For filmmaker Michael A. Goorjian, Amerikatsi was a passion project of sorts. As a member of the Armenian diaspora, he found it easy to relate to the film’s protagonist and wanted an opportunity to display Armenia’s rich cultural heritage on screen. The film is set during the post-World War II era and tells the story of Charlie Bakchinyan, an Armenian repatriate who is imprisoned on bogus charges after he attracts the attention of a local government official’s wife. He experiences deep depression while being locked up in solitary confinement but his mood improves when he discovers that his prison cell’s window allows him to look in on the day-to-day lives of a young couple. He finds himself vicariously living through them and develops a deeper understanding of Armenian culture by attempting to relate to their struggles.
Zita Short had the opportunity to interview Mr. Goorjian about the film.
Zita Short: Obviously this project has personal significance for you, as a member of the Armenian diaspora. Can you tell me a little bit about your family’s history and what inspired you to start working on this project?
Michael A. Goorjian: My grandparents were both survivors of the Armenian genocide and in being Armenian and being an artist, I have always felt that I needed to do something related to my heritage. A lot of the focus in film has been in and around the genocide, which is obviously an incredibly important topic. For me, it took a while to find the story that I felt I could tell. I wanted to tell a story that was hopeful. I wanted to spread information about the beauty of Armenian culture.
As a people, we have suffered through so much and the film takes place during a turbulent period in the history of Armenia. I have heard it described as a “wound upon a wound.” There was the genocide and then thirty, forty years later you had members of the diaspora returning to Armenia and being sent to labour camps in Siberia. Even though the film takes place in that landscape, the story itself deals with survival and tells the story of people who choose to continue on in the face of difficult circumstances.
ZS: Were there any Armenian directors, such as Rouben Mamoulian or Sergei Parajanov, that you drew inspiration from?
MAG: There’s a sequence in the film that serves as an ode to Parajanov. One of the main characters is an artist and he’s putting still lifes in the window for the prisoner to sketch and you even see glimpses of pieces that feature barbed wire being used as a frame. This was something that Parajanov had done when he was in prison. We don’t have a lot of filmmakers but everyone from Atom Egoyan to Mamoulian has inspired me. I have tried to let those influences help my film, I guess.
ZS: Why do you think that so few English-language productions have focused on Armenia’s rich history and culture?
MAG: I think it’s partially exposure. The film industry there basically fell into disarray after the Soviet Union collapsed. We are also a split group and a split ethnicity because there is a divide that exists between the diaspora and those who still reside in the East. There are Syrian-Armenians, Persian Armenians, Lebanese Armenians, so many different types of Armenians. In making this film, we were able to bring all of these different groups together and had the opportunity to work in Armenia. The whole film was shot there and not many films are shot there. I think there haven’t been many because the genocide is such a huge event in our culture and has overshadowed other aspects of our history. It’s also notable that Armenia was a Soviet country, so its exposure in the West was always going to be limited. Hopefully that changes.

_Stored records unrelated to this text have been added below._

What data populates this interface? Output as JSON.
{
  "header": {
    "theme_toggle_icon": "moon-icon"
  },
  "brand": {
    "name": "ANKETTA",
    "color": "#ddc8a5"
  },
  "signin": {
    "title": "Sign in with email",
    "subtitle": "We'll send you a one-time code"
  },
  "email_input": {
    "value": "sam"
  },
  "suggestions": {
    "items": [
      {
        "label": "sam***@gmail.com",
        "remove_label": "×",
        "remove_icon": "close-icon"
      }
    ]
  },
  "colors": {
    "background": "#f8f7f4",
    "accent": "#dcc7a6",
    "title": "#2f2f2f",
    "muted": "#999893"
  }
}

ZS: Despite having a dark subject matter, the film is an old-fashioned crowdpleaser. Did you consciously attempt to echo films from the 1930s and 1940s while making the film?
MAG: The tone of the film really came from a few things. In ;ooking at the Soviet era and the Soviet system, one notices that there is so much absurdity inherent in the political climate of this period. For me, taking that and playing into the absurdity is a way of directly tackling it. I really wanted to make a film that would be able to reach as many people as possible, including young people. I wanted to make something accessible. I always wanted to capture the tone of the time and the characters. It ended up having this Old Hollywood feel. I wish there were more movies like that nowadays. I have had so many people come up to me at festivals and say “I wish there were more films like this.” I mean, I love heavy, dark, cynical movies. However, I think there should also be a place for light entertainment to flourish.